I wrote this at a writers group a few weeks ago. We were given prompts, ten minutes and told to write a 100 word story. Among the prompts were things like ‘the silver teapot’, ‘dry as’ and ‘plum tree’. I chose ‘the man in the yellow cardigan’ and wrote this…
The man in the yellow cardigan was in a hurry. His head was bent as his feet slapped the pavement, shoulders stooped against the rain. His dark hair curled into tendrils in the wet, rain seeped up through the sides of his canvas shows.
They would be waiting, he knew, Deirdre and Aiysha.
‘Did you have to milk the cow?’ Deirdre would say, her cold attempt at humour belying her annoyance.
‘Your shoes are wet, daddy,’ Aiysha would say, more softly than her mother’s harsh tones, her blue eyes wondering.
He could see the red door frame now, and the plastic bottle of milk swung from his slippery fingers, cold and white in the grey gloom.
It happened so quickly that later, if asked about it, he could not quite explain how it had happened, what had slipped.
He saw the sharp flash of the headlights as they swung across the road, heard the screech of the brakes, felt, rather than saw, the locked tyres careening across the wet tarmac.
His body tensed as he realised the car’s path, his heart jumping to his mouth. He saw the young woman against the shop window, the little boy splashing in the shallow puddles, laughing as the water sloshed over his blue gumboots.
The man in the yellow cardigan ran, dropping the milk. It landed in the street, the blue top cracking, the white liquid melding into the rain, washed down the gutter.
The boy squealed as he was grabbed roughly and spun out of the way. A yelp of pain and surprise emitted from the young woman as she was pushed aside, her head knocking the rough wall.

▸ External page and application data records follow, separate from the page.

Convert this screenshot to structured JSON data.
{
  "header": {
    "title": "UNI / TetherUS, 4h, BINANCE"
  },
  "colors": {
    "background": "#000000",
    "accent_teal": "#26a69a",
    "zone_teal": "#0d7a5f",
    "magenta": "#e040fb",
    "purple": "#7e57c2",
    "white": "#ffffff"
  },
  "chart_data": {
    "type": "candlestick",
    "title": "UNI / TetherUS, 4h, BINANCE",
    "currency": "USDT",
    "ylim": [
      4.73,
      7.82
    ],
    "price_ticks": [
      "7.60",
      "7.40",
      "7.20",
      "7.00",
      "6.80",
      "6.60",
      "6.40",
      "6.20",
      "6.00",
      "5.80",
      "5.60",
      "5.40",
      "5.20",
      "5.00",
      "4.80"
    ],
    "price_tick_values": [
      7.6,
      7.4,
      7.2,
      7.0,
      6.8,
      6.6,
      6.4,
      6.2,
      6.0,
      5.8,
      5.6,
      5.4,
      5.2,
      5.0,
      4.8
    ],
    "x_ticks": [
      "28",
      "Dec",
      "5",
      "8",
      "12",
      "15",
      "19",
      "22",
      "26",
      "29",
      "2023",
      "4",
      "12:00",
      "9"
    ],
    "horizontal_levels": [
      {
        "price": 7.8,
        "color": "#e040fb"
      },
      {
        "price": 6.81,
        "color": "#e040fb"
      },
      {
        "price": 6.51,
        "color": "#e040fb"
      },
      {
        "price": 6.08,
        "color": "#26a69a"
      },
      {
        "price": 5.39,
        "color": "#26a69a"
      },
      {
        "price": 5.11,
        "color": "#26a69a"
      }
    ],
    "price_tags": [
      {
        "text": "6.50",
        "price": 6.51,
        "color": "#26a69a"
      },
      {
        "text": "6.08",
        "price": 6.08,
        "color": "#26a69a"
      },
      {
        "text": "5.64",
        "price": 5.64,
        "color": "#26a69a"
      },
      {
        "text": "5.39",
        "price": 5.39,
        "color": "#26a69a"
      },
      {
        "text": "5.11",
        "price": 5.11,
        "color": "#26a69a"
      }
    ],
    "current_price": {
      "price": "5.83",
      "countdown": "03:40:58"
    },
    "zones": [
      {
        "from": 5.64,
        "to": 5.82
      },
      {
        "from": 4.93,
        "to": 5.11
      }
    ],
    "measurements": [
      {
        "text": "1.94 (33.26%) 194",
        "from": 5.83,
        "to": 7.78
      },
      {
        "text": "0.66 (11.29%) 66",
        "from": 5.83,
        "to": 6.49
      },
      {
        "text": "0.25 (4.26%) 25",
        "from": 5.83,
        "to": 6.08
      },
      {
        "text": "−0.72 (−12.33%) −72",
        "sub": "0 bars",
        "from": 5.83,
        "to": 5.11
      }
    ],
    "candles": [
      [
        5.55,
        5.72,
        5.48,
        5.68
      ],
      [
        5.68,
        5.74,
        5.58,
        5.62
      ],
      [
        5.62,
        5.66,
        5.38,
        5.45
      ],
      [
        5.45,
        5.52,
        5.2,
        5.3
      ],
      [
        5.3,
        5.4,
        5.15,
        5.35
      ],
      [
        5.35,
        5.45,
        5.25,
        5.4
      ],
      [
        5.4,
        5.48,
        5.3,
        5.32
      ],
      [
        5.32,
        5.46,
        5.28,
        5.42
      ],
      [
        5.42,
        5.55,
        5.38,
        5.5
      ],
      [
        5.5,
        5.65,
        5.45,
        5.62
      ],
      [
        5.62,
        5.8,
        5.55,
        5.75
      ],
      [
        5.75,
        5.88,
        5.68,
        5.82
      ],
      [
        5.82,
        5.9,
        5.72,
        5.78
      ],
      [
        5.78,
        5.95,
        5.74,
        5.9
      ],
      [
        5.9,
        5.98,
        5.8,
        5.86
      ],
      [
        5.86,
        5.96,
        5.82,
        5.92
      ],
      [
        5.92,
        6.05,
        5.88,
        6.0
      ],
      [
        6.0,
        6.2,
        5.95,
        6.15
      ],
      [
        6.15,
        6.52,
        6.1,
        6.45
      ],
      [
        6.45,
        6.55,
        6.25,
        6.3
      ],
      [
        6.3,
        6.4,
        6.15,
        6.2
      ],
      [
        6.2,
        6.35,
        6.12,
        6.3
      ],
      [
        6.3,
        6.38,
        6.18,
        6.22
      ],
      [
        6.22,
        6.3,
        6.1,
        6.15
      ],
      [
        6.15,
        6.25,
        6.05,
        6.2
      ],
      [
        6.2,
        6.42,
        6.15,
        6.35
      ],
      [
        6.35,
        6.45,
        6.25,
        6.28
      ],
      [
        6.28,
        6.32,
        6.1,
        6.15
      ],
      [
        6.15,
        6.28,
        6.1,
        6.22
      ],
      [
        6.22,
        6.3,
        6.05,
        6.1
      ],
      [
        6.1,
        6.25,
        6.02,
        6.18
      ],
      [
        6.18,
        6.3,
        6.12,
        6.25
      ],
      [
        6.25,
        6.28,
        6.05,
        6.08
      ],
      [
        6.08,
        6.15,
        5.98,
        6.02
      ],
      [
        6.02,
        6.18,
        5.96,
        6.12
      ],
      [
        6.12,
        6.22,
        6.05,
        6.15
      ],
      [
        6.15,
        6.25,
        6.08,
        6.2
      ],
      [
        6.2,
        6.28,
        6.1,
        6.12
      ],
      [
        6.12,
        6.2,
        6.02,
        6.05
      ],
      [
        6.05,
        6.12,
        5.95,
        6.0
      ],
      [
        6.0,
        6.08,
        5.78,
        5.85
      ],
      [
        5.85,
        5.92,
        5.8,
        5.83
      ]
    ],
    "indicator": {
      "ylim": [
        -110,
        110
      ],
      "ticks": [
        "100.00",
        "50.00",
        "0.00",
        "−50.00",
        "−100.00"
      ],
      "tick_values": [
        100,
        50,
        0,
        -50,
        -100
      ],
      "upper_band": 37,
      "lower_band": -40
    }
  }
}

There was an explosion of glass and noise as the car collided with the shop front. Then silence, punctuated only by the wet hissing of the engine, the spattering of the rain on the metal roof.
The man in the yellow cardigan righted the boy and walked away from the scene, brushing off the thanks, the grateful round eyes of the young woman. He reached the red door, broken milk in hand.
‘Did you have to milk the cow?’ Deirdre said.
‘Your shoes are wet, daddy,’ said Aiysha, her blue eyes wondering.